==== DATA EXTRACT

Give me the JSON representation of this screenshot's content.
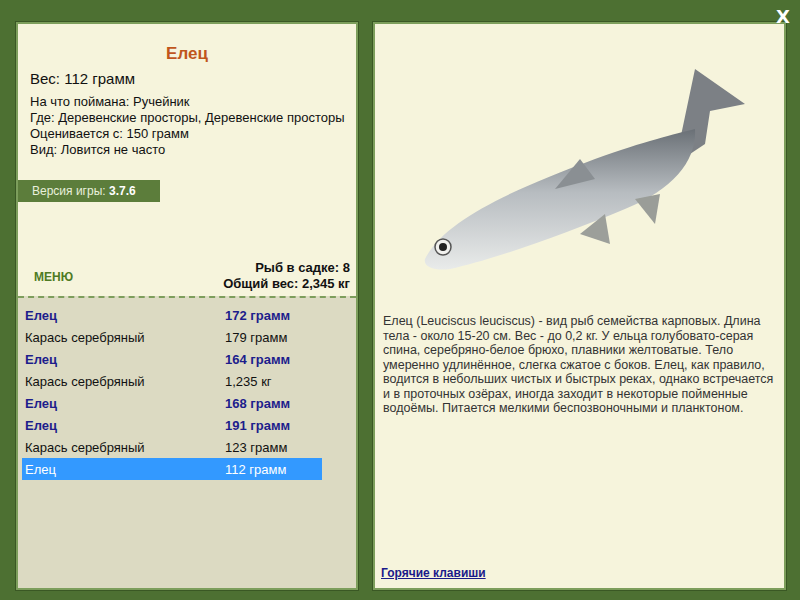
{
  "window": {
    "close": "X"
  },
  "fish": {
    "name": "Елец",
    "weight": "Вес: 112 грамм",
    "details": [
      "На что поймана: Ручейник",
      "Где: Деревенские просторы, Деревенские просторы",
      "Оценивается с: 150 грамм",
      "Вид: Ловится не часто"
    ]
  },
  "version": {
    "label": "Версия игры:",
    "value": "3.7.6"
  },
  "menu": "МЕНЮ",
  "keepnet": {
    "count": "Рыб в садке: 8",
    "total": "Общий вес: 2,345 кг"
  },
  "catch": [
    {
      "name": "Елец",
      "weight": "172 грамм",
      "kind": "featured",
      "selected": false
    },
    {
      "name": "Карась серебряный",
      "weight": "179 грамм",
      "kind": "plain",
      "selected": false
    },
    {
      "name": "Елец",
      "weight": "164 грамм",
      "kind": "featured",
      "selected": false
    },
    {
      "name": "Карась серебряный",
      "weight": "1,235 кг",
      "kind": "plain",
      "selected": false
    },
    {
      "name": "Елец",
      "weight": "168 грамм",
      "kind": "featured",
      "selected": false
    },
    {
      "name": "Елец",
      "weight": "191 грамм",
      "kind": "featured",
      "selected": false
    },
    {
      "name": "Карась серебряный",
      "weight": "123 грамм",
      "kind": "plain",
      "selected": false
    },
    {
      "name": "Елец",
      "weight": "112 грамм",
      "kind": "featured",
      "selected": true
    }
  ],
  "description": "Елец (Leuciscus leuciscus) - вид рыб семейства карповых. Длина тела - около 15-20 см. Вес - до 0,2 кг. У ельца голубовато-серая спина, серебряно-белое брюхо, плавники желтоватые. Тело умеренно удлинённое, слегка сжатое с боков. Елец, как правило, водится в небольших чистых и быстрых реках, однако встречается и в проточных озёрах, иногда заходит в некоторые пойменные водоёмы. Питается мелкими беспозвоночными и планктоном.",
  "hotkeys": "Горячие клавиши"
}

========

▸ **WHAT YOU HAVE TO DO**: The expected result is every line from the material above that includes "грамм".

▸ **TASK SOLUTION**:
    "weight": "Вес: 112 грамм",
      "Оценивается с: 150 грамм",
      "weight": "172 грамм",
      "weight": "179 грамм",
      "weight": "164 грамм",
      "weight": "168 грамм",
      "weight": "191 грамм",
      "weight": "123 грамм",
      "weight": "112 грамм",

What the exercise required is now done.